Member Comments
Member Date
Betty Castleberry01/25/07
HA HA! This was a hoot. I enjoyed every word, even the ones I didn't understand. Thumbs up!
ray scott01/25/07
Eish,sommer makes me want to make a lekker braai.I somer get hoendervleis(fowl flesh- or goose bumps.) when I read this article.Very very nice Pieter.

Joanne Sher 01/25/07
Oh MY - this definitely kept me laughing (and gave me something of a headache trying to figure out what everyone was saying - and since that's your point, I'm thinking you should NOT take that as a criticism.).
Love the last line too.

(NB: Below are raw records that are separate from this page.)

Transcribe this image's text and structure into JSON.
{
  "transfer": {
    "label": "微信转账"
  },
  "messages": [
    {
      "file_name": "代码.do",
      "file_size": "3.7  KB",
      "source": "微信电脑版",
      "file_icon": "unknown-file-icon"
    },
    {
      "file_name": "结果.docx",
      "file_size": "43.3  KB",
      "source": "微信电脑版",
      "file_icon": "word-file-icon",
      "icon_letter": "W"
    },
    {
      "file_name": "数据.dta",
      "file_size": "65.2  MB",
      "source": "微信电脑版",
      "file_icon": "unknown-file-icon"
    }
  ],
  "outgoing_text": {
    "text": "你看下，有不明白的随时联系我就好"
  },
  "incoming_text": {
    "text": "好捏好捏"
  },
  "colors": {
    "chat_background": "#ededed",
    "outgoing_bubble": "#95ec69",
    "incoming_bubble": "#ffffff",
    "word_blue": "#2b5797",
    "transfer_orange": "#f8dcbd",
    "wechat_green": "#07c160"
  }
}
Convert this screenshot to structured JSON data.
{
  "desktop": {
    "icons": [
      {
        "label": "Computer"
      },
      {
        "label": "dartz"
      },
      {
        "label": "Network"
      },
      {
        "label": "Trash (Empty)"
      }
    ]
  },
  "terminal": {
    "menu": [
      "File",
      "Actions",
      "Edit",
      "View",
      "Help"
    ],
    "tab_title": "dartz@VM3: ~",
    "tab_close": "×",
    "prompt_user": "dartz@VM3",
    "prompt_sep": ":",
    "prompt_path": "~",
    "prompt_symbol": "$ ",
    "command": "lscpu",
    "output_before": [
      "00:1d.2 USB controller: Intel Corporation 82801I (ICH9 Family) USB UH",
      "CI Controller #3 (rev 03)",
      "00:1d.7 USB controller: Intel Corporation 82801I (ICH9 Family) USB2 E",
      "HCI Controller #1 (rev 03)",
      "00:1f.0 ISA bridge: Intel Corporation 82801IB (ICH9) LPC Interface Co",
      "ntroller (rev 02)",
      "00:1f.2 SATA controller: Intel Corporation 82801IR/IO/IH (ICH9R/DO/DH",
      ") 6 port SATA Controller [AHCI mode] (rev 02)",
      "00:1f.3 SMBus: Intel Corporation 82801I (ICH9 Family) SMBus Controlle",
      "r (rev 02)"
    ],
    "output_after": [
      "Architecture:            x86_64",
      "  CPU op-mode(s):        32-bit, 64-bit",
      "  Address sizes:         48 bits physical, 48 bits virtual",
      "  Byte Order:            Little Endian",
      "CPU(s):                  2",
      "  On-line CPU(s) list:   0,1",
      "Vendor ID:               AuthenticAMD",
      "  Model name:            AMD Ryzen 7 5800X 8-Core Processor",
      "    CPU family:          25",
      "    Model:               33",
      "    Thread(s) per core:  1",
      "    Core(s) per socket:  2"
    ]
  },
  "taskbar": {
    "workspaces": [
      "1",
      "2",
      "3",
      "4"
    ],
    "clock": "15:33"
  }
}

cindy yarger01/27/07
This was fun. Your character stood up well in the confusion! Good job.
Birdie Courtright01/29/07
This was very fun to read! Thanks for the creative slant and the cultural deposit. Great job!
Jan Ackerson 01/30/07
I grinned all the way through this--the poor helpless guy! Hilarious!
Linda Watson Owen01/30/07
Oh, Cori, this is a hoot! I've got to admit, even here in different areas of the US I've come near to being in this fellow's shoes! Great writing! Thanks for the laugh this morning!